The Taliban are nothing more than dogs. Our government must make peace with Iran and Pakistan, because they are the owners of the dogs.


Afghans will defend their national values at any cost, and if Allah is willing, they will not let any terrorist group destroy the water dams of Afghanistan.


Salma Dam, which is one of Afghanistan's national assets, is located in the Chesht District of Herat. Chesht District shares borders with Ghor and Badghis provinces. Salma Dam has been built at a cost of about $290 million by India on the Harirud River. The dam has a storage capacity of 633 million cubic meters of water and generates 42 megawatts of electricity, but unfortunately, the Taliban recently have intensified their attacks in these two provinces. After the Taliban occupy the areas around Salma Dam, Iran will get the opportunity to destroy the dam. Constructing dams in the western parts of Afghanistan has caused great damage to Iran, and building dams such as Salma Dam has caused thousands of hectares of land in Iran to dry up. Our request of the Taliban is that they should not inflict damage on the assets and infrastructure of the country because if they destroy this infrastructure, the poor people of Herat and other provinces will sustain losses.

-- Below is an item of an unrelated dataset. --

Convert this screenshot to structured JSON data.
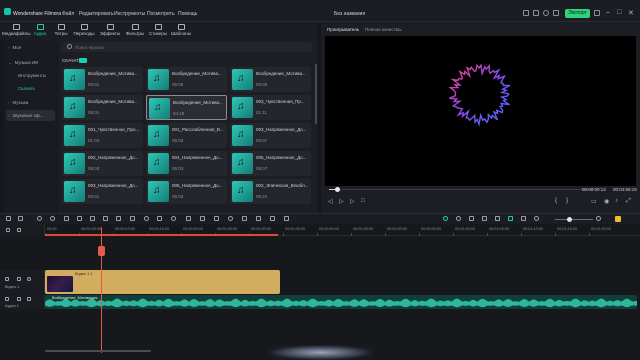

Salma Dam is very important for the future of Afghanistan. If the Taliban's attacks on this large dam continue, they will cause damage to this dam, and if any kind of damage befalls this dam, a great number of people will sustain loss of property and life. Salma Dam is a very large dam, and the livelihood and income of many residents of eight district of Salma Dam depend on the water stored in it. If Salma Dam incurs damage, people in the areas from Chesht District to Kohsan District of Herat province will be affected. The people's request of the Taliban is that a national asset is the common property of all and that these national assets should not be damaged in wars. Salma Dam, this national asset, must be protected and all attacks on the Dam must be stopped.